Imagine a play without a director, costumes, sets or lighting design. The only components are the words, five actors and the audience. Imagine that this is Shakespeare unedited (the original script in the First Folio) and, finally, consider that these spare circumstances produce an almost magical, seamlessly clear "Twelfth Night."
Such is the reward delivered by five professional actors from London in residence this week at Mount St. Mary's College as part of the ongoing educational program developed by ACTER (the Alliance for Creative Theatre, Education and Research), an international research and educational theater institute based in London and at UC Santa Barbara.
The troupe, known as Actors from the London Stage (including members from the Royal Shakespeare Company and National Theater of Great Britain) repeats "Twelfth Night" Saturday only before moving on to Cal State University at San Francisco next week. (Tonight the group enacts excerpts from plays by Shaw.)
The most indelible impression from the lovesick antics of this "Twelfth Night" is the focus and boldness the players bring to the language. With no safety nets, the result is pure theater. Often the actors don't even have each other to play against; actress Vivien Heilbron single-handedly enacts the reunion of the twins, the sweet love-smitten Viola and her brother Sebastian. Actor Sam Dale plays the duke Orsino, the sad/manipulative clown Feste, the servant Fabian and a ship's officer.
Mercurial line shifts from the same actor spin on: Richard Simpson is both drunk (Sir Toby Belch) and sober (sea captain Antonio). Julia Watson is the rich countess Olivia and the madcap servant Maria. Clifford Rose is the foolish Malvolio and brawling Aguecheek.
The actors directed each other and their self-reliance and flexibility encourage you to imagine an Elizabethan household with its gossip and amusements and permutations of love (as food, music, concealment, torment).
A cautionary note: Because there are no physical production values (except for sly props such as a tambourine or a flower), the performance never suggests the mellow remoteness of Illyria, and a familiarity with plot and characters becomes almost a must.
Performances are in the Little Theater, 12001 Chalon Road, 8 p.m. Tickets: $5-$15; (213) 476-2237, Ext. 3512. 'T Bone N Weasel'
"T Bone N Weasel" is a comedy about the misadventures of two drifters in the South.
Playwright Jon Klein's back-roads odyssey at the Victory Theatre (a West Coast premiere) is picaresque both in structure and tone. Keith Fowler directs with a light and often jaunty touch, but he is also locked into a 28-scene/blackout format that deprives the play of momentum.
The two protagonists are parolees, a white man named Weasel (Ron Kuhlman) and a black one named T Bone (Derrick Morgan). They endure racism and other human scourges in the figure of actor Ken Letner, whose nine characters (car salesman, cop, bum, politician among them) are dispatched with panache.
Kuhlman is a textured actor, provoking grudging warmth for an ignorant but not stupid roughneck.

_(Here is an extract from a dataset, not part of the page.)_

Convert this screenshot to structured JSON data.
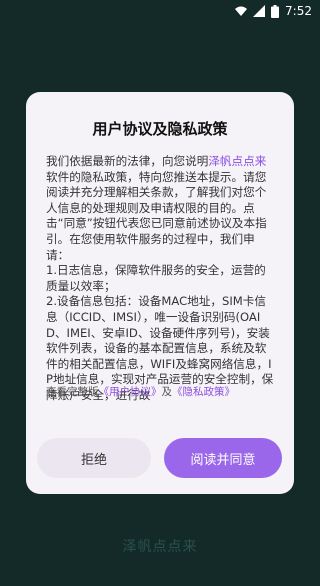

Morgan counterpoints with a reckless urban sheen.
The dialogue is humorous. The theme is friendship and it's dramatized with unspoken economy.
Scenic and lighting design are flavorfully rendered by D. Martyn Bookwalter.
Performances are at 3326 West Victory Blvd., Burbank, Thursdays through Saturdays, 8 p.m.; Sundays, 7 p.m., indefinitely. Tickets: $12.50; (818) 843-9253 or (213) 465-0070. 'Candida'
Candida is George Bernard Shaw's most modern and appealing female character--a clever philistine whose intelligence leaves the smitten men in her life bedazed. Actress Vivien Ferrara's performance is cold/comfortable.
In short, on the mark.
Here is one of Shaw's shortest plays (tightly but not hastily modulated by director John Larson), one of his most playable and one of the least Shavian.
There's some blood here, but no lectures. With one glaring exception, the show is an impressive send-off for the cozy, arena Play Box Theater, where you sit inches from the stage.
The exception to an otherwise strong production is actor Tom Williams as the 18-year-old poet Marchbanks, whose flaming love for Candida comes off as fey and callow instead of keen-witted and courageous, as Shaw intended. That miscasting is rattling but not dismantling. Besides Ferrara's luminous Candida, her pompous clergyman husband is played with perfect pitch by Alvah Stanley.
Minor roles are beautifully cast: Robert MacRichard's twirpy curate, Jack L. Harrell's vulgar father and Lisa Denke's brittle, sensitive typist. (Denke, in fact, steals the show.) Period costumes (by actor Harrell) and Victorian props are sharp. Denke works at a typewriter that looks antique enough to date back to 1895, the year the play opened.
Performances are at 1955 Cahuenga Blvd., Fridays and Saturdays, 8 p.m., through Nov. 21. Tickets: $10; (213) 465-8059.
'Putting It on the Line'